SUPPLIED MATERIAL:
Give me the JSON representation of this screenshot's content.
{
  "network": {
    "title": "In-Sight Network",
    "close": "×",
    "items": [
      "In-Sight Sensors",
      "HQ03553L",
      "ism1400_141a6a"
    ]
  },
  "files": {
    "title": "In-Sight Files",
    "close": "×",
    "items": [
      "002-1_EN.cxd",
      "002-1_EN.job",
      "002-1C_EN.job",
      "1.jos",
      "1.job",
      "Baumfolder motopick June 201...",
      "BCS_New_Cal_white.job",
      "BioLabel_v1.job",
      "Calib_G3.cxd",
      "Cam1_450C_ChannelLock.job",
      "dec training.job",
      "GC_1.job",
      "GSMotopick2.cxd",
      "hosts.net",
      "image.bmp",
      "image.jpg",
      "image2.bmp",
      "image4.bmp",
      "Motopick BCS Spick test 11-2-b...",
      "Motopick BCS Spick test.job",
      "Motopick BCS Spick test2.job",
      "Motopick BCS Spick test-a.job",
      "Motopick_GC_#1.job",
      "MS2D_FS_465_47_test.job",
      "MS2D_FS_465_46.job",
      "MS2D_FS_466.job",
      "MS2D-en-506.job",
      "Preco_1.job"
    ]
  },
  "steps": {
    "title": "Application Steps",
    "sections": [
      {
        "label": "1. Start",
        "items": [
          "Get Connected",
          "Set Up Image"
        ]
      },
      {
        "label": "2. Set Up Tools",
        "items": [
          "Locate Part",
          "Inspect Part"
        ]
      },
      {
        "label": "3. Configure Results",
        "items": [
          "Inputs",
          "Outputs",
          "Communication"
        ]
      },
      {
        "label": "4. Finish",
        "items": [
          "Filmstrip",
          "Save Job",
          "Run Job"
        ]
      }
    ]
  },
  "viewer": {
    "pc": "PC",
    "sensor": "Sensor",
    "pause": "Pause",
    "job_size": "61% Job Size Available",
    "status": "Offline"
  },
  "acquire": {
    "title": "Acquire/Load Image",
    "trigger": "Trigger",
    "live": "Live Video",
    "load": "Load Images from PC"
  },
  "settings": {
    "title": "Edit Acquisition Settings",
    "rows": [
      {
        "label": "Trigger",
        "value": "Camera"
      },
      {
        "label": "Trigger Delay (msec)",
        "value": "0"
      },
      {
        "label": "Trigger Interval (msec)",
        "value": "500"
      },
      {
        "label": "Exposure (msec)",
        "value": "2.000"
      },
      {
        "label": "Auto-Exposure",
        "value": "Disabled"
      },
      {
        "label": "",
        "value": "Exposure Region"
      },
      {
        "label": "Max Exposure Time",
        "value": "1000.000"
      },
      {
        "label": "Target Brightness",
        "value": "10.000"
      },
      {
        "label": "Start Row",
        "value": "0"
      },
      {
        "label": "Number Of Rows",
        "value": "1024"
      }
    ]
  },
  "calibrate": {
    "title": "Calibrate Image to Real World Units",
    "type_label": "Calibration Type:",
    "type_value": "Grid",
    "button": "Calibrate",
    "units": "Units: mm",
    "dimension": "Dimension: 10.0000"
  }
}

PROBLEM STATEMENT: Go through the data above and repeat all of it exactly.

RESPONSE AREA:
Give me the JSON representation of this screenshot's content.
{
  "network": {
    "title": "In-Sight Network",
    "close": "×",
    "items": [
      "In-Sight Sensors",
      "HQ03553L",
      "ism1400_141a6a"
    ]
  },
  "files": {
    "title": "In-Sight Files",
    "close": "×",
    "items": [
      "002-1_EN.cxd",
      "002-1_EN.job",
      "002-1C_EN.job",
      "1.jos",
      "1.job",
      "Baumfolder motopick June 201...",
      "BCS_New_Cal_white.job",
      "BioLabel_v1.job",
      "Calib_G3.cxd",
      "Cam1_450C_ChannelLock.job",
      "dec training.job",
      "GC_1.job",
      "GSMotopick2.cxd",
      "hosts.net",
      "image.bmp",
      "image.jpg",
      "image2.bmp",
      "image4.bmp",
      "Motopick BCS Spick test 11-2-b...",
      "Motopick BCS Spick test.job",
      "Motopick BCS Spick test2.job",
      "Motopick BCS Spick test-a.job",
      "Motopick_GC_#1.job",
      "MS2D_FS_465_47_test.job",
      "MS2D_FS_465_46.job",
      "MS2D_FS_466.job",
      "MS2D-en-506.job",
      "Preco_1.job"
    ]
  },
  "steps": {
    "title": "Application Steps",
    "sections": [
      {
        "label": "1. Start",
        "items": [
          "Get Connected",
          "Set Up Image"
        ]
      },
      {
        "label": "2. Set Up Tools",
        "items": [
          "Locate Part",
          "Inspect Part"
        ]
      },
      {
        "label": "3. Configure Results",
        "items": [
          "Inputs",
          "Outputs",
          "Communication"
        ]
      },
      {
        "label": "4. Finish",
        "items": [
          "Filmstrip",
          "Save Job",
          "Run Job"
        ]
      }
    ]
  },
  "viewer": {
    "pc": "PC",
    "sensor": "Sensor",
    "pause": "Pause",
    "job_size": "61% Job Size Available",
    "status": "Offline"
  },
  "acquire": {
    "title": "Acquire/Load Image",
    "trigger": "Trigger",
    "live": "Live Video",
    "load": "Load Images from PC"
  },
  "settings": {
    "title": "Edit Acquisition Settings",
    "rows": [
      {
        "label": "Trigger",
        "value": "Camera"
      },
      {
        "label": "Trigger Delay (msec)",
        "value": "0"
      },
      {
        "label": "Trigger Interval (msec)",
        "value": "500"
      },
      {
        "label": "Exposure (msec)",
        "value": "2.000"
      },
      {
        "label": "Auto-Exposure",
        "value": "Disabled"
      },
      {
        "label": "",
        "value": "Exposure Region"
      },
      {
        "label": "Max Exposure Time",
        "value": "1000.000"
      },
      {
        "label": "Target Brightness",
        "value": "10.000"
      },
      {
        "label": "Start Row",
        "value": "0"
      },
      {
        "label": "Number Of Rows",
        "value": "1024"
      }
    ]
  },
  "calibrate": {
    "title": "Calibrate Image to Real World Units",
    "type_label": "Calibration Type:",
    "type_value": "Grid",
    "button": "Calibrate",
    "units": "Units: mm",
    "dimension": "Dimension: 10.0000"
  }
}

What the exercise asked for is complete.